■ SUPPLIED INFORMATION
-- Opening Marker --

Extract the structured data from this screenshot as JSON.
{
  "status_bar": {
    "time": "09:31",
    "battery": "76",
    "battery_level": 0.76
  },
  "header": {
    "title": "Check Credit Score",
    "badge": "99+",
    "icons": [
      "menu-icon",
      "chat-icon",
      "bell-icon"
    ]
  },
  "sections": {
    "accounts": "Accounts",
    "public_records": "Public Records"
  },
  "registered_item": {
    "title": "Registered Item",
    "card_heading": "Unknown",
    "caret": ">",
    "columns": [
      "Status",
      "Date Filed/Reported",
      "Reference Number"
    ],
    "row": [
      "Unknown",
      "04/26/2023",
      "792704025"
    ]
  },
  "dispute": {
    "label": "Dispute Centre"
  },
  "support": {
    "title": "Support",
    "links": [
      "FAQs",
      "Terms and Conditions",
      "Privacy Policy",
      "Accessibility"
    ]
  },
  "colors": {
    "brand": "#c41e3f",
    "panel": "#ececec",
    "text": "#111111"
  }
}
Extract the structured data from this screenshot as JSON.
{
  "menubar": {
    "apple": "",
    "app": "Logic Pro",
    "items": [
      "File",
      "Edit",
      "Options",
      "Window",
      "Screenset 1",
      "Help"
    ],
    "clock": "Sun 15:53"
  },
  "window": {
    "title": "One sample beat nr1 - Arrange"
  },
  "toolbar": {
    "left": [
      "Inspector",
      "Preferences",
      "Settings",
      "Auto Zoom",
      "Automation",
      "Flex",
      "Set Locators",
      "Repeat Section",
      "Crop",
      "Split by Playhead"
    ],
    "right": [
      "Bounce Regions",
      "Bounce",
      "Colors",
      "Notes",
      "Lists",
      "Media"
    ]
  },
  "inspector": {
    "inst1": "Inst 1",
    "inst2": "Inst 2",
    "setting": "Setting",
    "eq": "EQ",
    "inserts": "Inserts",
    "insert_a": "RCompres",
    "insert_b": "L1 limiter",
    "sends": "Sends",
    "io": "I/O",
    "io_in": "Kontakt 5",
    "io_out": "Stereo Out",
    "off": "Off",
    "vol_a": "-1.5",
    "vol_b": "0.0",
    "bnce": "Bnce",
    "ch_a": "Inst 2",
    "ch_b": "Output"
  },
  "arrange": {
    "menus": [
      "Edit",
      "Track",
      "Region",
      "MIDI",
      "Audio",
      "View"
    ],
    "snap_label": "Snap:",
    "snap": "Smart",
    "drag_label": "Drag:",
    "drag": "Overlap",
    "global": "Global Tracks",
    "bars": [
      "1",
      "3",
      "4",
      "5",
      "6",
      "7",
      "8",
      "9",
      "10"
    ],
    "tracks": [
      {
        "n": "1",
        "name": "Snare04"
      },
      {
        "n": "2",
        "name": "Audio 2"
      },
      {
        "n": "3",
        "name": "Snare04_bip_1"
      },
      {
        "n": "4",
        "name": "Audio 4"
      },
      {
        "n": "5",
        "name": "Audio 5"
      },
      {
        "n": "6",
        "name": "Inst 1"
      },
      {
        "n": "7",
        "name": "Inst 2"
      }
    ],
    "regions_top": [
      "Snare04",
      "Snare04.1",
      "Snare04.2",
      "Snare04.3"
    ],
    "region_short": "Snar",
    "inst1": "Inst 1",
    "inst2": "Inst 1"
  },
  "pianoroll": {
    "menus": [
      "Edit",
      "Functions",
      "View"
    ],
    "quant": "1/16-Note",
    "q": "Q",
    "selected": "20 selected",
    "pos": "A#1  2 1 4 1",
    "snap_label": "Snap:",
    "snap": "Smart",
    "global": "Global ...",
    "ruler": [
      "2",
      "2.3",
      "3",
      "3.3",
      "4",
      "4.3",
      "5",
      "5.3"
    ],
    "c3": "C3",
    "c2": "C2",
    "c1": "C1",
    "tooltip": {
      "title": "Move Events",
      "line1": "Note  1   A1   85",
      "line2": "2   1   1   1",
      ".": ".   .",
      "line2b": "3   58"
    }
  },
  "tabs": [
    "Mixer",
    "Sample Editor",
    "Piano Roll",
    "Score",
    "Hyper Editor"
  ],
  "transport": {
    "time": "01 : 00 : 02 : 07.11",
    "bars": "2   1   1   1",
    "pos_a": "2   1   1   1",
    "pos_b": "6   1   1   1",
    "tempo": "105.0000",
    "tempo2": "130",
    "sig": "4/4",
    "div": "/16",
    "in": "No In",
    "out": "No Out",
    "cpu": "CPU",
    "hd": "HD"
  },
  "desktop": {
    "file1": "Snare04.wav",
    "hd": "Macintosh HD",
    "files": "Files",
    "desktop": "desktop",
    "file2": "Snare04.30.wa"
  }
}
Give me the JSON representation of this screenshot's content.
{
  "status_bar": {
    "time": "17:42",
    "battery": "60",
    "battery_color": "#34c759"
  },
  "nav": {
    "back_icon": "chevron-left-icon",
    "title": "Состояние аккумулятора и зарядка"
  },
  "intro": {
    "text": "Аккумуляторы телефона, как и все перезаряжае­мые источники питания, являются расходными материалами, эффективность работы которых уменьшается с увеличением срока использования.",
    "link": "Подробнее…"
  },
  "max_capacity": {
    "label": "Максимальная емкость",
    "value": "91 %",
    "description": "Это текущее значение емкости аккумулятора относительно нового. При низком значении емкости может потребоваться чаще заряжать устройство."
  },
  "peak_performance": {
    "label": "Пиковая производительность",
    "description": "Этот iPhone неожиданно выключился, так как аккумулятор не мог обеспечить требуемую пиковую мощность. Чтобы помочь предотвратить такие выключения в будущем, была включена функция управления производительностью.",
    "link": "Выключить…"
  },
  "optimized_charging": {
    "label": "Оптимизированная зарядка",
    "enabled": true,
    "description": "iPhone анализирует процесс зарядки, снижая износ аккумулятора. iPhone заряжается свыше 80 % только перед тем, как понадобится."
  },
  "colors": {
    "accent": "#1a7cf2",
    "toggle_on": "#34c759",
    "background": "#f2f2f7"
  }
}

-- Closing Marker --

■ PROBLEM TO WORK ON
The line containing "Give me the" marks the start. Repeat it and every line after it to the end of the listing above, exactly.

■ FINAL ANSWER
Give me the JSON representation of this screenshot's content.
{
  "status_bar": {
    "time": "17:42",
    "battery": "60",
    "battery_color": "#34c759"
  },
  "nav": {
    "back_icon": "chevron-left-icon",
    "title": "Состояние аккумулятора и зарядка"
  },
  "intro": {
    "text": "Аккумуляторы телефона, как и все перезаряжае­мые источники питания, являются расходными материалами, эффективность работы которых уменьшается с увеличением срока использования.",
    "link": "Подробнее…"
  },
  "max_capacity": {
    "label": "Максимальная емкость",
    "value": "91 %",
    "description": "Это текущее значение емкости аккумулятора относительно нового. При низком значении емкости может потребоваться чаще заряжать устройство."
  },
  "peak_performance": {
    "label": "Пиковая производительность",
    "description": "Этот iPhone неожиданно выключился, так как аккумулятор не мог обеспечить требуемую пиковую мощность. Чтобы помочь предотвратить такие выключения в будущем, была включена функция управления производительностью.",
    "link": "Выключить…"
  },
  "optimized_charging": {
    "label": "Оптимизированная зарядка",
    "enabled": true,
    "description": "iPhone анализирует процесс зарядки, снижая износ аккумулятора. iPhone заряжается свыше 80 % только перед тем, как понадобится."
  },
  "colors": {
    "accent": "#1a7cf2",
    "toggle_on": "#34c759",
    "background": "#f2f2f7"
  }
}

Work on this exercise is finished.